Dummy Toys – “Street Punk Girls” MV
Name: Dummy Toys乐队
Country of origin: China
This video is called Dummy Toys – “Wake Up Bitches” Goes To Lanzhou 2019.
This 2020 video is called Dummy Toys – Not A Puppet [FULL ALBUM]. That CD was on the band´s own label.
The tracks are:
This video says about itself:
We Are The Best! International Trailer 1 (2014) – Swedish Drama Movie HD
Three 12 and 13-year-old girls decide to form a punk band in 1982 Stockholm.
This video is called Exclusive Clip From Punk Film ‘We Are The Best’.
The start of this band of young girls’ start is a bit like the first concert of Siouxsie and the Banshees in 1976. When Siouxsie had never played on stage, Steve had never played bass, Sid Vicious had never played drums, and Marco Pironi had only played some guitar in his bedroom.
Two atheist Swedish girls on drums and bass invite a Christian acoustic guitar player called Hedvig to join them.

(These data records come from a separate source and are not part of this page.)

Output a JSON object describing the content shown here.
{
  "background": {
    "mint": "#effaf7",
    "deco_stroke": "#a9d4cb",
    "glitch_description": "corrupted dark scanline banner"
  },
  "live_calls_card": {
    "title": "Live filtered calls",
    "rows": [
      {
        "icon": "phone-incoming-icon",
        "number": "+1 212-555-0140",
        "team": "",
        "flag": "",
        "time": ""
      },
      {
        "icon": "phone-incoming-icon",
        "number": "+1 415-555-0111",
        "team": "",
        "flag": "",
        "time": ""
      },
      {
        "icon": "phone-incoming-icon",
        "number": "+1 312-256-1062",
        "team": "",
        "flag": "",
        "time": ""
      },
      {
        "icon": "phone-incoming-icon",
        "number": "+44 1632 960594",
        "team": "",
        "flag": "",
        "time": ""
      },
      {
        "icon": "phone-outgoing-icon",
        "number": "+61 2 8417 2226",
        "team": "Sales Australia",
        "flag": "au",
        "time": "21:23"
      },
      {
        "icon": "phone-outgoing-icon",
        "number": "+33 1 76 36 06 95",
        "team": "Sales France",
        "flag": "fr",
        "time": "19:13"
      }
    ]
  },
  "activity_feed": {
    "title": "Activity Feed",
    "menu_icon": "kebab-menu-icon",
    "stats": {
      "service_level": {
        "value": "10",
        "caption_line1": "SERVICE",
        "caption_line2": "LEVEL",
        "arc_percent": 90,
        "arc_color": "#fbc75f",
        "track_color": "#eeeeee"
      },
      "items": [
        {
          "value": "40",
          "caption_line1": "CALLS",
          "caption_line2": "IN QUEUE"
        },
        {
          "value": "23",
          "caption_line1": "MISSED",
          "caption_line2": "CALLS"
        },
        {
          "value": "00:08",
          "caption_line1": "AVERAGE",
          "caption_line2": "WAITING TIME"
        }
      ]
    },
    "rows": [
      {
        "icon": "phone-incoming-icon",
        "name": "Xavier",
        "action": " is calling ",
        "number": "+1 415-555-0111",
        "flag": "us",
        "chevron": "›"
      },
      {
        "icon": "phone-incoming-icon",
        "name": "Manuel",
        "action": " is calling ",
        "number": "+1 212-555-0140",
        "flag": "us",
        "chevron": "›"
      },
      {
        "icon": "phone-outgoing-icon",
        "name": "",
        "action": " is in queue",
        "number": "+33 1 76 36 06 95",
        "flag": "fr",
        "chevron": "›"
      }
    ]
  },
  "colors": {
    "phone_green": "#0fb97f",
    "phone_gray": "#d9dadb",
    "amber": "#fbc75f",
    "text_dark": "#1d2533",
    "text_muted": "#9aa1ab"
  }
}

Not because of agreement with her religious views but because they don’t like that she is shunned at school. They can’t persuade Hedvig to give up religion, but they do convince her to cut her long hair off.
A member of a mainstream rock band offers to give Hedvig electric guitar lessons. But it turns out that without previous electric experience, she is a much better electric guitar player than him. Finally, the girls get respect from older rock musicians.
There really was a band of 12-13-year-old girls, in the Netherlands in early 1980. Sub-trax were interviewed on national radio.
Unfortunately, their drummer had to stop. So their intention to play in March 1980 in Voorschoten with Crass, Poison Girls, Cheap ‘n’ Nasty and other bands could not go ahead.
This 26 February 2021 video from Britain says about itself:
Poly Styrene: I Am A Cliché | Official Trailer | Available to Watch 5 March
Directed by Paul Sng and Celeste Bell
Documentary | English | 89 min
Poly Styrene was the first woman of colour in the UK to front a successful rock band. She introduced the world to a new sound of rebellion, using her unconventional voice to sing about identity, consumerism, postmodernism, and everything she saw unfolding in late 1970s Britain, with a rare prescience. As the frontwoman of X-Ray Spex, the Anglo-Somali punk musician was also a key inspiration for the riot grrrl and Afropunk movements.
Featuring unseen archive material and rare diary entries narrated by Oscar-nominee Ruth Negga, this documentary follows Celeste as she examines her mother’s unopened artistic archive and traverses three continents to better understand Poly the icon and Poly the mother.
ON RELEASE ACROSS UK/IRELAND MARCH 5
This film has been on public view in Britain and Ireland. Will it ever be possible to see it outside Britain and Ireland?